DIRECTIONS
Your response must be made up of each line in the data below that contains the string "color".

Web page and app entries
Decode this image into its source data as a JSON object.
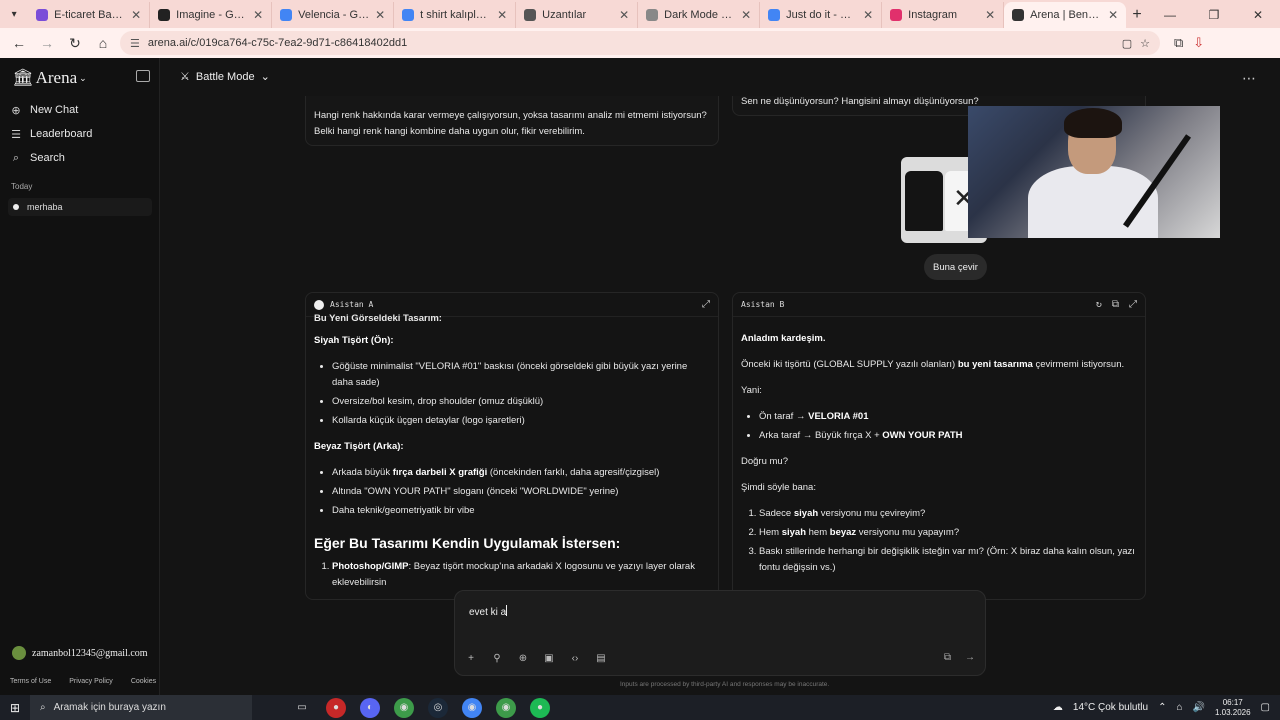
{
  "browser": {
    "tabs": [
      {
        "title": "E-ticaret Başlangıç R",
        "color": "#7a4dd8"
      },
      {
        "title": "Imagine - Grok",
        "color": "#222222"
      },
      {
        "title": "Velencia - Google'da",
        "color": "#4285f4"
      },
      {
        "title": "t shirt kalıpları owers",
        "color": "#4285f4"
      },
      {
        "title": "Uzantılar",
        "color": "#555555"
      },
      {
        "title": "Dark Mode - Chrome",
        "color": "#888888"
      },
      {
        "title": "Just do it - Google'd",
        "color": "#4285f4"
      },
      {
        "title": "Instagram",
        "color": "#e1306c"
      },
      {
        "title": "Arena | Benchmark &",
        "color": "#333333"
      }
    ],
    "url": "arena.ai/c/019ca764-c75c-7ea2-9d71-c86418402dd1"
  },
  "sidebar": {
    "logo": "Arena",
    "nav": [
      {
        "label": "New Chat",
        "icon": "plus-circle-icon"
      },
      {
        "label": "Leaderboard",
        "icon": "list-icon"
      },
      {
        "label": "Search",
        "icon": "search-icon"
      }
    ],
    "section_today": "Today",
    "chat_item": "merhaba",
    "user_email": "zamanbol12345@gmail.com",
    "footer": [
      "Terms of Use",
      "Privacy Policy",
      "Cookies"
    ]
  },
  "header": {
    "mode": "Battle Mode"
  },
  "prev": {
    "a_text": "Hangi renk hakkında karar vermeye çalışıyorsun, yoksa tasarımı analiz mi etmemi istiyorsun? Belki hangi renk hangi kombine daha uygun olur, fikir verebilirim.",
    "b_text": "Sen ne düşünüyorsun? Hangisini almayı düşünüyorsun?"
  },
  "user_msg": "Buna çevir",
  "assistant_a": {
    "name": "Asistan A",
    "cut_heading": "Bu Yeni Görseldeki Tasarım:",
    "black_heading": "Siyah Tişört (Ön):",
    "black_items": [
      "Göğüste minimalist \"VELORIA #01\" baskısı (önceki görseldeki gibi büyük yazı yerine daha sade)",
      "Oversize/bol kesim, drop shoulder (omuz düşüklü)",
      "Kollarda küçük üçgen detaylar (logo işaretleri)"
    ],
    "white_heading": "Beyaz Tişört (Arka):",
    "white_item1_pre": "Arkada büyük ",
    "white_item1_bold": "fırça darbeli X grafiği",
    "white_item1_post": " (öncekinden farklı, daha agresif/çizgisel)",
    "white_item2": "Altında \"OWN YOUR PATH\" sloganı (önceki \"WORLDWIDE\" yerine)",
    "white_item3": "Daha teknik/geometriyatik bir vibe",
    "apply_heading": "Eğer Bu Tasarımı Kendin Uygulamak İstersen:",
    "step1_bold": "Photoshop/GIMP",
    "step1_text": ": Beyaz tişört mockup'ına arkadaki X logosunu ve yazıyı layer olarak eklevebilirsin"
  },
  "assistant_b": {
    "name": "Asistan B",
    "p1": "Anladım kardeşim.",
    "p2_pre": "Önceki iki tişörtü (GLOBAL SUPPLY yazılı olanları) ",
    "p2_bold": "bu yeni tasarıma",
    "p2_post": " çevirmemi istiyorsun.",
    "p3": "Yani:",
    "bullet1_pre": "Ön taraf → ",
    "bullet1_bold": "VELORIA #01",
    "bullet2_pre": "Arka taraf → Büyük fırça X + ",
    "bullet2_bold": "OWN YOUR PATH",
    "p4": "Doğru mu?",
    "p5": "Şimdi söyle bana:",
    "q1_pre": "Sadece ",
    "q1_bold": "siyah",
    "q1_post": " versiyonu mu çevireyim?",
    "q2_pre": "Hem ",
    "q2_bold1": "siyah",
    "q2_mid": " hem ",
    "q2_bold2": "beyaz",
    "q2_post": " versiyonu mu yapayım?",
    "q3": "Baskı stillerinde herhangi bir değişiklik isteğin var mı? (Örn: X biraz daha kalın olsun, yazı fontu değişsin vs.)"
  },
  "composer": {
    "text": "evet ki a",
    "disclaimer": "Inputs are processed by third-party AI and responses may be inaccurate."
  },
  "taskbar": {
    "search_placeholder": "Aramak için buraya yazın",
    "weather": "14°C  Çok bulutlu",
    "time": "06:17",
    "date": "1.03.2026"
  }
}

ANSWER BELOW
        "color": "#7a4dd8"
        "color": "#222222"
        "color": "#4285f4"
        "color": "#4285f4"
        "color": "#555555"
        "color": "#888888"
        "color": "#4285f4"
        "color": "#e1306c"
        "color": "#333333"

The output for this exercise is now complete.